Parkinson’s disease is the second most common neurodegenerative disease after Alzheimer’s disease. It develops when dopamine-secreting neurons in the brain die. It is still unclear why and what causes these neurons to die. An international research team consisting of five working groups now wants to find out what role neuronal calcium metabolism plays in this process. The interdisciplinary joint project is funded by the British science foundation “Wellcome Trust” with a “Collaborative Award” of around five million euros; it is headed by Professor Richard Wade-Martin from the University of Oxford. Professor Birgit Liss from the University of Ulm is also involved, receiving more than 500,000 euros for her subproject.
The neurotransmitter dopamine plays a key role in the transmission of nerve signals. If dopamine is missing in the brain, the transmission of nerve impulses to muscle cells, among other things, is disturbed, as is the case with Parkinson’s disease. The consequences: Mobility and dexterity are lost, muscle stiffness and rest tremor occur, and sufferers have trouble initiating movements. But what makes these dopamine-secreting neurons so sensitive and vulnerable that they perish in Parkinson’s disease?
“It is now known that certain dopamine-secreting neurons are particularly vulnerable, located in a specific region of the brainstem: the so-called black matter. We now want to find out why this is so,” explains Professor Richard Wade-Martin of the Oxford Parkinson’s Disease Centre (OPDC). The British researcher is coordinating the research project “Compartmentalised calcium handling in dopamine neurons”, which is funded by the Wellcome Trust with a “Collaborative Award in Science” worth 3.8 million British pounds. The researchers want to understand in detail how exactly calcium enters these neurons and how it controls dopamine release and other processes there. Different areas of the cell will be studied separately, as the cell body and cell processes appear to differ greatly in this regard.

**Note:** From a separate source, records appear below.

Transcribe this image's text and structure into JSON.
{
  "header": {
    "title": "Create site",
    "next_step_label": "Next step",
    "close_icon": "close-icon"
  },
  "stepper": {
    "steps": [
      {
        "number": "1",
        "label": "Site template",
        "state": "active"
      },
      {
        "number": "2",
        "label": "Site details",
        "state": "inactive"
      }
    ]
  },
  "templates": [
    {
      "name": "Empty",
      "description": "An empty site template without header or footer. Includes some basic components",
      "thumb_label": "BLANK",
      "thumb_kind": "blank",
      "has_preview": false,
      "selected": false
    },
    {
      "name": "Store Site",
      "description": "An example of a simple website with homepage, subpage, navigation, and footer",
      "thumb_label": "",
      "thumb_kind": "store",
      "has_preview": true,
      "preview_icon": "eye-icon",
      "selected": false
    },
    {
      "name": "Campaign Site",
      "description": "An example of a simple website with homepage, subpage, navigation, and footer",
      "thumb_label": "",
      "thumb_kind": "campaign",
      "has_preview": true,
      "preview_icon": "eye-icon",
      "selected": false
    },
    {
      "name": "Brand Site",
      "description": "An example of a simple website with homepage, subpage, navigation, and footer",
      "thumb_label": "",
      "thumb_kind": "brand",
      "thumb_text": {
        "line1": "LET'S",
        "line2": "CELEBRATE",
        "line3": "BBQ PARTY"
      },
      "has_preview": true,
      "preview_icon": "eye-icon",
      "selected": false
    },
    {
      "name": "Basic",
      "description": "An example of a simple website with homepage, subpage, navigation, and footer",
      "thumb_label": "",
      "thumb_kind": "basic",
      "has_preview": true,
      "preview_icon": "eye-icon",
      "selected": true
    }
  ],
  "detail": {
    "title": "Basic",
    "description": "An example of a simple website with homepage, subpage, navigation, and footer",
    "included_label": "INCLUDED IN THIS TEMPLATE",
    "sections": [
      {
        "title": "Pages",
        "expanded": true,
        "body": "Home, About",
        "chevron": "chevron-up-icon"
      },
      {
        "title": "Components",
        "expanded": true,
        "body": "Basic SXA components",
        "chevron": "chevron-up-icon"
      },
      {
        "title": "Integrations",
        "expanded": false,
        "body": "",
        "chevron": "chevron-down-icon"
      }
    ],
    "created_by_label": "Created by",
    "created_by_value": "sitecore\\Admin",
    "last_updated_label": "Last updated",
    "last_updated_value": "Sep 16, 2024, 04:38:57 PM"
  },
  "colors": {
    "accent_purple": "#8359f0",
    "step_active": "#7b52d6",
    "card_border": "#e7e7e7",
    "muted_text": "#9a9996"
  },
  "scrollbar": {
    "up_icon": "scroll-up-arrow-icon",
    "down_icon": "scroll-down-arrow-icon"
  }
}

“Calcium is essential for generating electrical and chemical signals that are important for releasing dopamine, for example. On the other hand, calcium is also known to induce stress and even cell death. It is therefore important that calcium metabolism is well balanced and does not get out of hand even under stress, because the dopamine-releasing cells are particularly sensitive to such disturbances,” says Professor Birgit Liss. The head of the Institute of Applied Physiology at the University of Ulm has been a Visiting Fellow and Visiting Professor at the University of Oxford (Linacre and New College) since 2019, and co-applicant for this research project.
The international research team, working with both mouse models and human stem cells, aims to understand why dopamine-secreting cells are so sensitive to perturbations in calcium metabolism and other stressors. This may also provide ways to make these neurons more resistant. The interdisciplinary collaborative project brings together the work of five research groups from the University of Oxford, University College London and the University of Ulm. They are led by Professors Richard Wade-Martin (coordinator), Stephanie Cragg, Peter Magill, Josef Kittler and Birgit Liss.
Liss will use the funding for the Ulm subproject to finance doctoral and postdoctoral positions. At the kick-off meeting in Oxford at the beginning of September, two of her junior researchers were already involved. In addition to presenting posters and talks, the main goal was to establish contact with the other participating research groups. “A research project that is located at different sites in different countries thrives on the exchange and personal contact of all scientists involved. In this way, joint experiments can be optimally planned and expertise exchanged,” says the Ulm Parkinson’s expert.